* [TASK TO CARRY OUT]: Go line by line through the entries below and copy those containing the string "price".

[Entries from a dataset of interfaces]
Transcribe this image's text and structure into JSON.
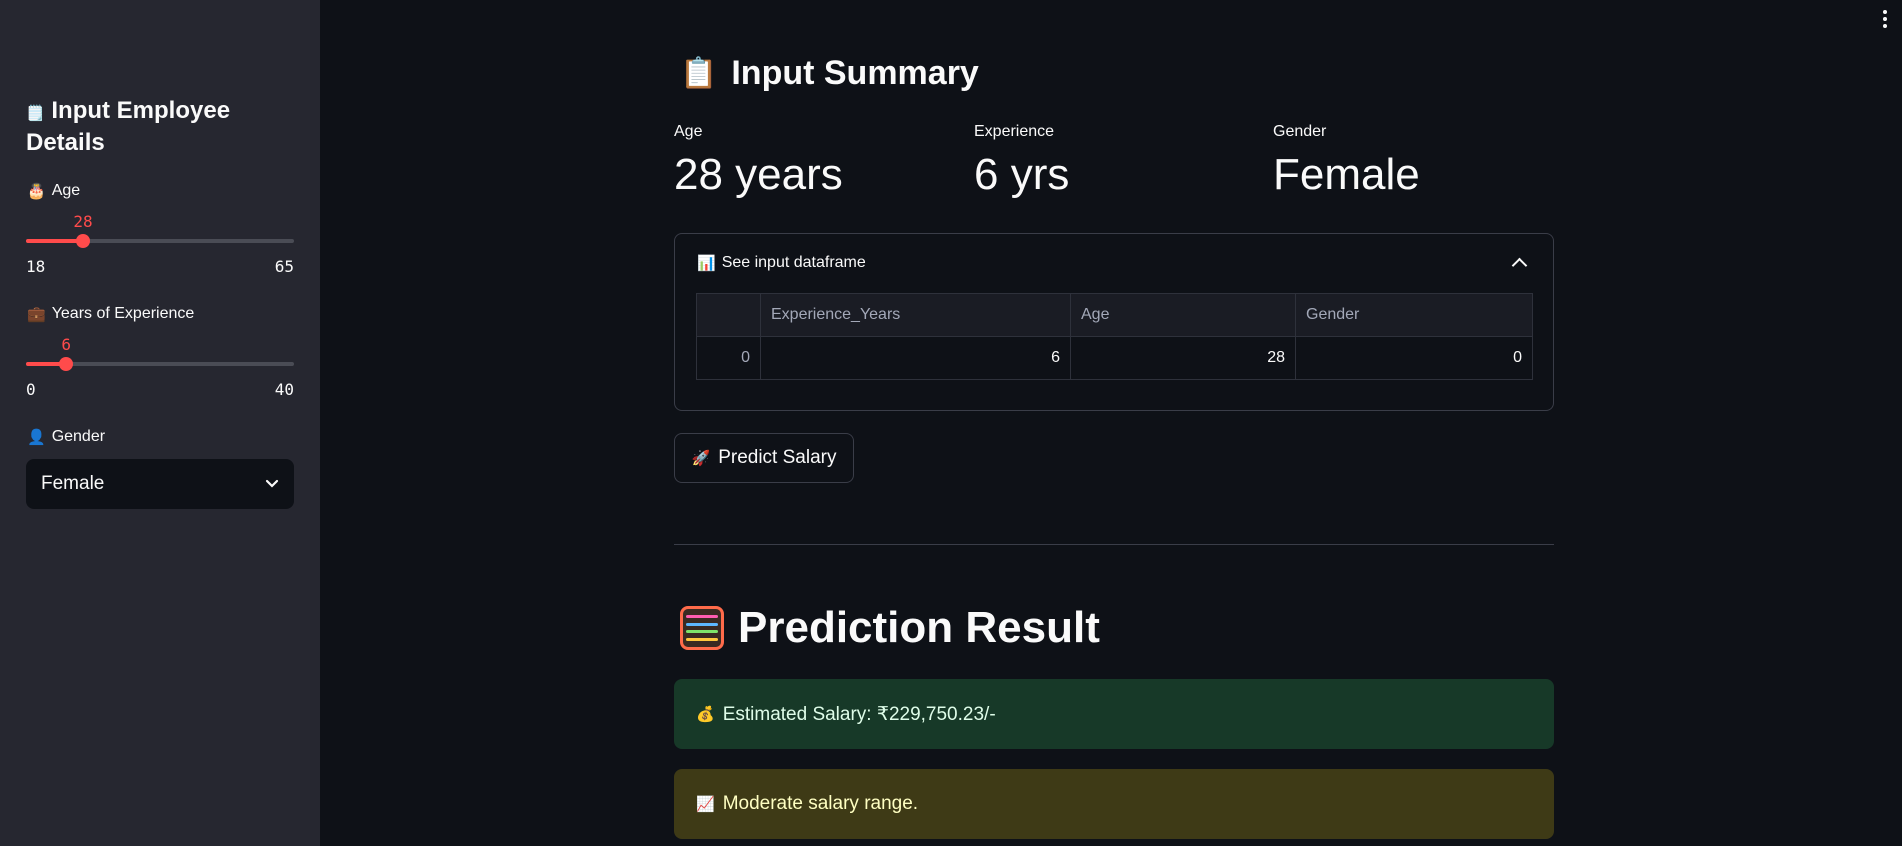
{
  "sidebar": {
    "title_icon": "🗒️",
    "title": "Input Employee Details",
    "age": {
      "icon": "🎂",
      "label": "Age",
      "value": 28,
      "min": 18,
      "max": 65
    },
    "experience": {
      "icon": "💼",
      "label": "Years of Experience",
      "value": 6,
      "min": 0,
      "max": 40
    },
    "gender": {
      "icon": "👤",
      "label": "Gender",
      "selected": "Female"
    }
  },
  "main": {
    "summary_icon": "📋",
    "summary_title": "Input Summary",
    "metrics": [
      {
        "label": "Age",
        "value": "28 years"
      },
      {
        "label": "Experience",
        "value": "6 yrs"
      },
      {
        "label": "Gender",
        "value": "Female"
      }
    ],
    "expander": {
      "icon": "📊",
      "label": "See input dataframe",
      "columns": [
        "",
        "Experience_Years",
        "Age",
        "Gender"
      ],
      "rows": [
        [
          "0",
          "6",
          "28",
          "0"
        ]
      ]
    },
    "predict_button": {
      "icon": "🚀",
      "label": "Predict Salary"
    },
    "result_title": "Prediction Result",
    "success": {
      "icon": "💰",
      "text": "Estimated Salary: ₹229,750.23/-"
    },
    "warning": {
      "icon": "📈",
      "text": "Moderate salary range."
    }
  },
  "colors": {
    "accent": "#ff4b4b",
    "background": "#0e1117",
    "sidebar": "#262730",
    "success_bg": "#173928",
    "warning_bg": "#3e3a16"
  }
}
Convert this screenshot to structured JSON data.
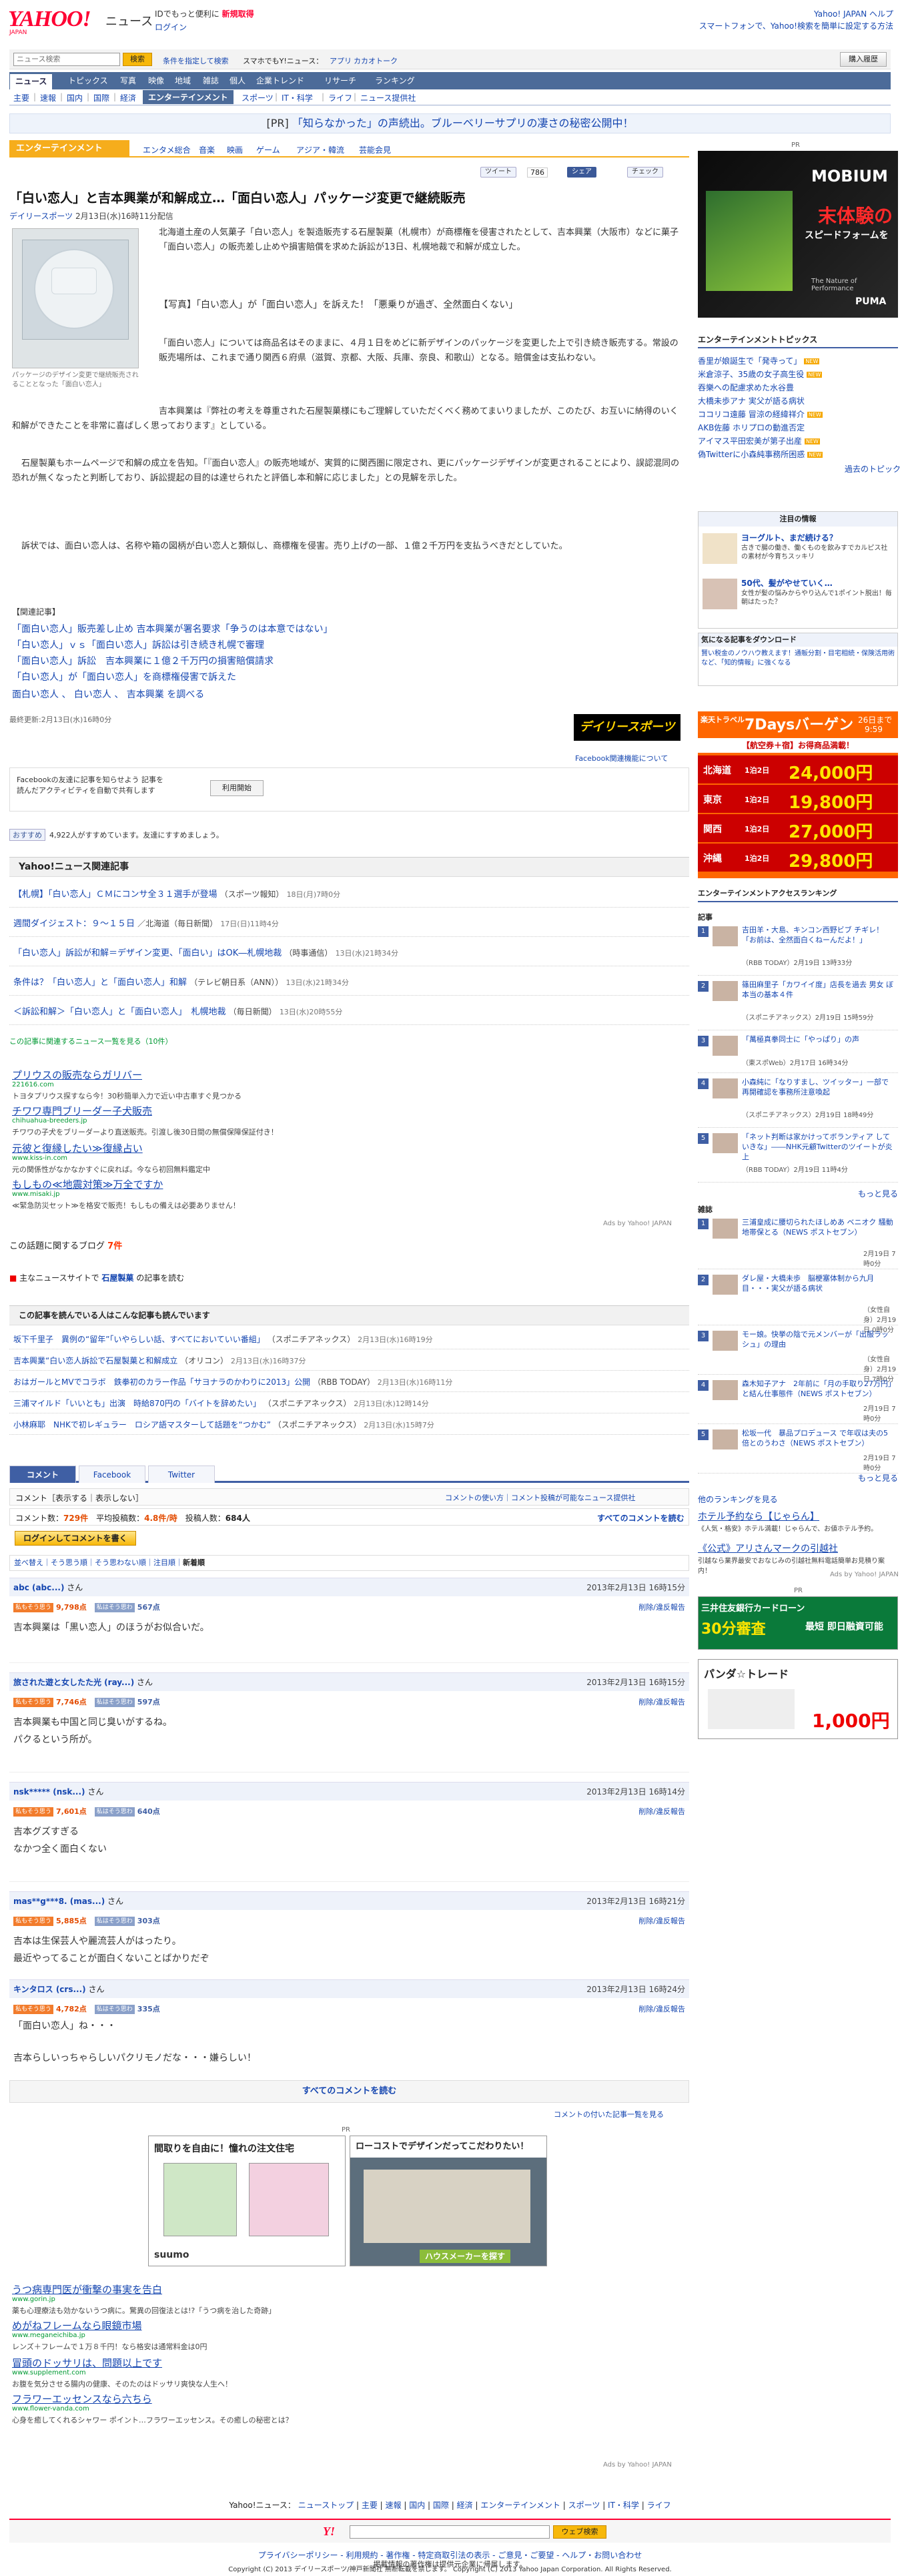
{
  "header": {
    "logo": "YAHOO!",
    "logo_sub": "JAPAN",
    "section": "ニュース",
    "promo_pre": "IDでもっと便利に",
    "promo_link": "新規取得",
    "login": "ログイン",
    "right_links": "Yahoo! JAPAN ヘルプ",
    "right_links2": "スマートフォンで、Yahoo!検索を簡単に設定する方法"
  },
  "search": {
    "placeholder": "ニュース検索",
    "button": "検索",
    "opt1": "条件を指定して検索",
    "opt2": "スマホでもY!ニュース：",
    "opt3": "アプリ",
    "opt4": "カカオトーク",
    "buy": "購入履歴"
  },
  "main_nav": [
    "ニュース",
    "トピックス",
    "写真",
    "映像",
    "地域",
    "雑誌",
    "個人",
    "企業トレンド",
    "リサーチ",
    "ランキング"
  ],
  "sub_nav": [
    "主要",
    "速報",
    "国内",
    "国際",
    "経済",
    "エンターテインメント",
    "スポーツ",
    "IT・科学",
    "ライフ",
    "ニュース提供社"
  ],
  "pr_bar": {
    "label": "[PR]",
    "text": "「知らなかった」の声続出。ブルーベリーサプリの凄さの秘密公開中！"
  },
  "category": {
    "label": "エンターテインメント",
    "links": [
      "エンタメ総合",
      "音楽",
      "映画",
      "ゲーム",
      "アジア・韓流",
      "芸能会見"
    ]
  },
  "share": {
    "tweet": "ツイート",
    "tweet_count": "786",
    "fb_share": "シェア",
    "check": "チェック"
  },
  "article": {
    "title": "「白い恋人」と吉本興業が和解成立…「面白い恋人」パッケージ変更で継続販売",
    "source": "デイリースポーツ",
    "date": "2月13日(水)16時11分配信",
    "caption": "パッケージのデザイン変更で継続販売されることとなった「面白い恋人」",
    "p1": "北海道土産の人気菓子「白い恋人」を製造販売する石屋製菓（札幌市）が商標権を侵害されたとして、吉本興業（大阪市）などに菓子「面白い恋人」の販売差し止めや損害賠償を求めた訴訟が13日、札幌地裁で和解が成立した。",
    "photo_link": "【写真】「白い恋人」が「面白い恋人」を訴えた！「悪乗りが過ぎ、全然面白くない」",
    "p2": "「面白い恋人」については商品名はそのままに、４月１日をめどに新デザインのパッケージを変更した上で引き続き販売する。常設の販売場所は、これまで通り関西６府県（滋賀、京都、大阪、兵庫、奈良、和歌山）となる。賠償金は支払わない。",
    "p3": "吉本興業は『弊社の考えを尊重された石屋製菓様にもご理解していただくべく務めてまいりましたが、このたび、お互いに納得のいく和解ができたことを非常に喜ばしく思っております』としている。",
    "p4": "石屋製菓もホームページで和解の成立を告知。「『面白い恋人』の販売地域が、実質的に関西圏に限定され、更にパッケージデザインが変更されることにより、誤認混同の恐れが無くなったと判断しており、訴訟提起の目的は達せられたと評価し本和解に応じました」との見解を示した。",
    "p5": "訴状では、面白い恋人は、名称や箱の図柄が白い恋人と類似し、商標権を侵害。売り上げの一部、１億２千万円を支払うべきだとしていた。",
    "related_head": "【関連記事】",
    "related": [
      "「面白い恋人」販売差し止め 吉本興業が署名要求「争うのは本意ではない」",
      "「白い恋人」ｖｓ「面白い恋人」訴訟は引き続き札幌で審理",
      "「面白い恋人」訴訟　吉本興業に１億２千万円の損害賠償請求",
      "「白い恋人」が「面白い恋人」を商標権侵害で訴えた"
    ],
    "keywords": "面白い恋人 、 白い恋人 、 吉本興業 を調べる",
    "updated": "最終更新:2月13日(水)16時0分",
    "daily_logo": "デイリースポーツ",
    "daily_link": "Facebook関連機能について"
  },
  "facebook": {
    "text": "Facebookの友達に記事を知らせよう 記事を読んだアクティビティを自動で共有します",
    "button": "利用開始",
    "like": "おすすめ",
    "like_text": "4,922人がすすめています。友達にすすめましょう。"
  },
  "related_news": {
    "head": "Yahoo!ニュース関連記事",
    "items": [
      {
        "title": "【札幌】「白い恋人」ＣＭにコンサ全３１選手が登場",
        "src": "（スポーツ報知）",
        "dt": "18日(月)7時0分"
      },
      {
        "title": "週間ダイジェスト：９～１５日",
        "src": "／北海道（毎日新聞）",
        "dt": "17日(日)11時4分"
      },
      {
        "title": "「白い恋人」訴訟が和解＝デザイン変更、「面白い」はOK―札幌地裁",
        "src": "（時事通信）",
        "dt": "13日(水)21時34分"
      },
      {
        "title": "条件は？「白い恋人」と「面白い恋人」和解",
        "src": "（テレビ朝日系（ANN））",
        "dt": "13日(水)21時34分"
      },
      {
        "title": "＜訴訟和解＞「白い恋人」と「面白い恋人」　札幌地裁",
        "src": "（毎日新聞）",
        "dt": "13日(水)20時55分"
      }
    ],
    "more": "この記事に関連するニュース一覧を見る（10件）"
  },
  "ads1": [
    {
      "title": "プリウスの販売ならガリバー",
      "url": "221616.com",
      "desc": "トヨタプリウス探すなら今！30秒簡単入力で近い中古車すぐ見つかる"
    },
    {
      "title": "チワワ専門ブリーダー子犬販売",
      "url": "chihuahua-breeders.jp",
      "desc": "チワワの子犬をブリーダーより直送販売。引渡し後30日間の無償保障保証付き！"
    },
    {
      "title": "元彼と復縁したい≫復縁占い",
      "url": "www.kiss-in.com",
      "desc": "元の関係性がなかなかすぐに戻れば。今なら初回無料鑑定中"
    },
    {
      "title": "もしもの≪地震対策≫万全ですか",
      "url": "www.misaki.jp",
      "desc": "≪緊急防災セット≫を格安で販売！もしもの備えは必要ありません！"
    }
  ],
  "ads_by": "Ads by Yahoo! JAPAN",
  "blogs": {
    "pre": "この話題に関するブログ",
    "count": "7件"
  },
  "kw_row": {
    "pre": "主なニュースサイトで",
    "kw": "石屋製菓",
    "post": "の記事を読む"
  },
  "also_read": {
    "head": "この記事を読んでいる人はこんな記事も読んでいます",
    "items": [
      {
        "title": "坂下千里子　異例の“留年”「いやらしい話、すべてにおいていい番組」",
        "src": "（スポニチアネックス）",
        "dt": "2月13日(水)16時19分"
      },
      {
        "title": "吉本興業“白い恋人訴訟で石屋製菓と和解成立",
        "src": "（オリコン）",
        "dt": "2月13日(水)16時37分"
      },
      {
        "title": "おはガールとMVでコラボ　鉄拳初のカラー作品「サヨナラのかわりに2013」公開",
        "src": "（RBB TODAY）",
        "dt": "2月13日(水)16時11分"
      },
      {
        "title": "三浦マイルド「いいとも」出演　時給870円の「バイトを辞めたい」",
        "src": "（スポニチアネックス）",
        "dt": "2月13日(水)12時14分"
      },
      {
        "title": "小林麻耶　NHKで初レギュラー　ロシア語マスターして話題を“つかむ”",
        "src": "（スポニチアネックス）",
        "dt": "2月13日(水)15時7分"
      }
    ]
  },
  "comments": {
    "tabs": [
      "コメント",
      "Facebook",
      "Twitter"
    ],
    "show_label": "コメント［表示する｜表示しない］",
    "right_links": "コメントの使い方｜コメント投稿が可能なニュース提供社",
    "count_label": "コメント数：",
    "count": "729件",
    "avg_label": "平均投稿数：",
    "avg": "4.8件/時",
    "posters_label": "投稿人数：",
    "posters": "684人",
    "all_link": "すべてのコメントを読む",
    "write": "ログインしてコメントを書く",
    "sort": "並べ替え｜そう思う順｜そう思わない順｜注目順｜",
    "sort_active": "新着順",
    "agree": "私もそう思う",
    "disagree": "私はそう思わない",
    "delete": "削除/違反報告",
    "list": [
      {
        "name": "abc (abc...)",
        "san": "さん",
        "date": "2013年2月13日 16時15分",
        "agree": "9,798点",
        "disagree": "567点",
        "text": "吉本興業は「黒い恋人」のほうがお似合いだ。"
      },
      {
        "name": "旅された遊と女したた光 (ray...)",
        "san": "さん",
        "date": "2013年2月13日 16時15分",
        "agree": "7,746点",
        "disagree": "597点",
        "text": "吉本興業も中国と同じ臭いがするね。\nパクるという所が。"
      },
      {
        "name": "nsk***** (nsk...)",
        "san": "さん",
        "date": "2013年2月13日 16時14分",
        "agree": "7,601点",
        "disagree": "640点",
        "text": "吉本グズすぎる\nなかつ全く面白くない"
      },
      {
        "name": "mas**g***8. (mas...)",
        "san": "さん",
        "date": "2013年2月13日 16時21分",
        "agree": "5,885点",
        "disagree": "303点",
        "text": "吉本は生保芸人や麗流芸人がはったり。\n最近やってることが面白くないことばかりだぞ"
      },
      {
        "name": "キンタロス (crs...)",
        "san": "さん",
        "date": "2013年2月13日 16時24分",
        "agree": "4,782点",
        "disagree": "335点",
        "text": "「面白い恋人」ね・・・\n\n吉本らしいっちゃらしいパクリモノだな・・・嫌らしい！"
      }
    ],
    "read_all": "すべてのコメントを読む",
    "list_link": "コメントの付いた記事一覧を見る"
  },
  "bottom_pr": "PR",
  "bottom_ad1": {
    "title": "間取りを自由に！憧れの注文住宅",
    "brand": "suumo"
  },
  "bottom_ad2": {
    "title": "ローコストでデザインだってこだわりたい！",
    "btn": "ハウスメーカーを探す"
  },
  "ads2": [
    {
      "title": "うつ病専門医が衝撃の事実を告白",
      "url": "www.gorin.jp",
      "desc": "薬も心理療法も効かないうつ病に。驚異の回復法とは!?「うつ病を治した奇跡」"
    },
    {
      "title": "めがねフレームなら眼鏡市場",
      "url": "www.meganeichiba.jp",
      "desc": "レンズ＋フレームで１万８千円！なら格安は通常料金は0円"
    },
    {
      "title": "冒頭のドッサリは、問題以上です",
      "url": "www.supplement.com",
      "desc": "お腹を気分させる腸内の健康、そのたのはドッサリ爽快な人生へ！"
    },
    {
      "title": "フラワーエッセンスなら六ちら",
      "url": "www.flower-vanda.com",
      "desc": "心身を癒してくれるシャワー ポイント…フラワーエッセンス。その癒しの秘密とは？"
    }
  ],
  "footer": {
    "nav_label": "Yahoo!ニュース：",
    "nav": [
      "ニューストップ",
      "主要",
      "速報",
      "国内",
      "国際",
      "経済",
      "エンターテインメント",
      "スポーツ",
      "IT・科学",
      "ライフ"
    ],
    "search_btn": "ウェブ検索",
    "line1": "プライバシーポリシー - 利用規約 - 著作権 - 特定商取引法の表示 - ご意見・ご要望 - ヘルプ・お問い合わせ",
    "line2": "掲載情報の著作権は提供元企業に帰属します。",
    "line3": "Copyright (C) 2013 デイリースポーツ/神戸新聞社 無断転載を禁じます。",
    "line4": "Copyright (C) 2013 Yahoo Japan Corporation. All Rights Reserved."
  },
  "side": {
    "pr": "PR",
    "ad1": {
      "brand": "MOBIUM",
      "tag": "末体験の",
      "tag2": "スピードフォームを",
      "bottom": "The Nature of Performance",
      "logo": "PUMA"
    },
    "topics_head": "エンターテインメントトピックス",
    "topics": [
      "香里が娘誕生で「発寺って」",
      "米倉涼子、35歳の女子高生役",
      "吞樂への配慮求めた水谷豊",
      "大橋未歩アナ 実父が語る病状",
      "ココリコ遠藤 冒涼の経緯祥介",
      "AKB佐藤 ホリプロの動進否定",
      "アイマス平田宏美が第子出産",
      "偽Twitterに小森純事務所困惑"
    ],
    "topics_more": "過去のトピックス",
    "hot_head": "注目の情報",
    "hot": [
      {
        "title": "ヨーグルト、まだ続ける？",
        "desc": "古きで腸の働き、働くものを飲みすでカルピス社の素材が今育ちスッキリ"
      },
      {
        "title": "50代、髪がやせていく…",
        "desc": "女性が髪の悩みからやり込んで1ポイント脱出！毎朝はたった？"
      }
    ],
    "recent_head": "気になる記事をダウンロード",
    "recent_text": "賢い税金のノウハウ教えます！通販分割・目宅相続・保険活用術など、「知的情報」に強くなる",
    "ad2": {
      "line1": "楽天トラベル",
      "line2": "7Daysバーゲン",
      "date": "26日まで",
      "time": "9:59",
      "sub": "【航空券＋宿】お得商品満載！",
      "rows": [
        {
          "area": "北海道",
          "price": "24,000円"
        },
        {
          "area": "東京",
          "price": "19,800円"
        },
        {
          "area": "関西",
          "price": "27,000円"
        },
        {
          "area": "沖縄",
          "price": "29,800円"
        }
      ],
      "per": "1泊2日"
    },
    "access_head": "エンターテインメントアクセスランキング",
    "news_label": "記事",
    "rank": [
      {
        "n": "1",
        "t": "吉田羊・大島、キンコン西野ビブ チギレ！「お前は、全然面白くねーんだよ！」",
        "m": "（RBB TODAY）2月19日 13時33分"
      },
      {
        "n": "2",
        "t": "篠田麻里子「カワイイ度」店長を過去 男女 ぼ本当の基本４件",
        "m": "（スポニチアネックス）2月19日 15時59分"
      },
      {
        "n": "3",
        "t": "「萬極真拳同士に「やっぱり」の声",
        "m": "（東スポWeb）2月17日 16時34分"
      },
      {
        "n": "4",
        "t": "小森純に「なりすまし、ツイッター」一部で再開確認を事務所注意喚起",
        "m": "（スポニチアネックス）2月19日 18時49分"
      },
      {
        "n": "5",
        "t": "「ネット判断は家かけってボランティア していきな」――NHK元顧Twitterのツイートが炎上",
        "m": "（RBB TODAY）2月19日 11時4分"
      }
    ],
    "rank_more": "もっと見る",
    "mag_label": "雑誌",
    "rank2": [
      {
        "n": "1",
        "t": "三浦皇成に腰切られたほしめあ ベニオク 騒動地帯保とる（NEWS ポストセブン）",
        "m": "2月19日 7時0分"
      },
      {
        "n": "2",
        "t": "ダレ屋・大橋未歩　脳梗塞体制から九月目・・・実父が語る病状",
        "m": "（女性自身）2月19日 0時0分"
      },
      {
        "n": "3",
        "t": "モー娘。快挙の陰で元メンバーが「出服ラッシュ」の理由",
        "m": "（女性自身）2月19日 7時0分"
      },
      {
        "n": "4",
        "t": "森木知子アナ　2年前に「月の手取り27万円」と結ん仕事態件（NEWS ポストセブン）",
        "m": "2月19日 7時0分"
      },
      {
        "n": "5",
        "t": "松坂一代　暴品プロデュース で年収は夫の5倍とのうわさ（NEWS ポストセブン）",
        "m": "2月19日 7時0分"
      }
    ],
    "rank2_more": "もっと見る",
    "other_rank": "他のランキングを見る",
    "links2": [
      {
        "title": "ホテル予約なら【じゃらん】",
        "desc": "《人気・格安》ホテル満載！じゃらんで、お値ホテル予約。"
      },
      {
        "title": "《公式》アリさんマークの引越社",
        "desc": "引越なら業界最安でおなじみの引越社無料電話簡単お見積り案内！"
      }
    ],
    "ads_by": "Ads by Yahoo! JAPAN",
    "pr2": "PR",
    "ad3": {
      "l1": "三井住友銀行カードローン",
      "l2": "30分審査",
      "l3": "最短 即日融資可能"
    },
    "ad4": {
      "l1": "パンダ☆トレード",
      "l2": "1,000円"
    }
  }
}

* [OUTPUT OF THE EXERCISE]:
          "price": "24,000円"
          "price": "19,800円"
          "price": "27,000円"
          "price": "29,800円"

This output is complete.